━━━━━ Dataset ━━━━━
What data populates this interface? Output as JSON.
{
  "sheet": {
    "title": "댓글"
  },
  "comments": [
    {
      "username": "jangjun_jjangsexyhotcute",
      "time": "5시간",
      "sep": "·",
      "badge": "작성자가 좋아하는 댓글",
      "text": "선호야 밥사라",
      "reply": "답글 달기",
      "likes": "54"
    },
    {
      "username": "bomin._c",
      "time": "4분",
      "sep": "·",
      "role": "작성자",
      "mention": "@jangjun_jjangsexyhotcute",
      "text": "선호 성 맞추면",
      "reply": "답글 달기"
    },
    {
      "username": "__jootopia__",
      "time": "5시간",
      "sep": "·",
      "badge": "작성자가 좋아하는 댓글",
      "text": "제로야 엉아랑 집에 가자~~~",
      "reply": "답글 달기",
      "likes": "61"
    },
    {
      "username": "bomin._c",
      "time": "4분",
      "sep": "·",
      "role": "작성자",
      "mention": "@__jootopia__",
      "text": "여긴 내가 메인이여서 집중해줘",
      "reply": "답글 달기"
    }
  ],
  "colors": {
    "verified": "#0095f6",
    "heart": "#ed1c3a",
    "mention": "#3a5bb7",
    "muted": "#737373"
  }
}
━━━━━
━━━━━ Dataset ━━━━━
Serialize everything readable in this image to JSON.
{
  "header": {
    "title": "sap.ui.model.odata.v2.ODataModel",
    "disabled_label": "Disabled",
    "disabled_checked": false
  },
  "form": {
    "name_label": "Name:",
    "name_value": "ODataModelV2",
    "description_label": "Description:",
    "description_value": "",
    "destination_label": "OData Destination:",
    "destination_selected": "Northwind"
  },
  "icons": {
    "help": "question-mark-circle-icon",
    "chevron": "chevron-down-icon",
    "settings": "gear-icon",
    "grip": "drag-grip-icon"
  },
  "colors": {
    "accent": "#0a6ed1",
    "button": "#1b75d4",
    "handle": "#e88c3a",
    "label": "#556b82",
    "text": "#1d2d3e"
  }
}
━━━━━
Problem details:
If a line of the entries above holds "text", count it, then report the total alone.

Solved exercise:
5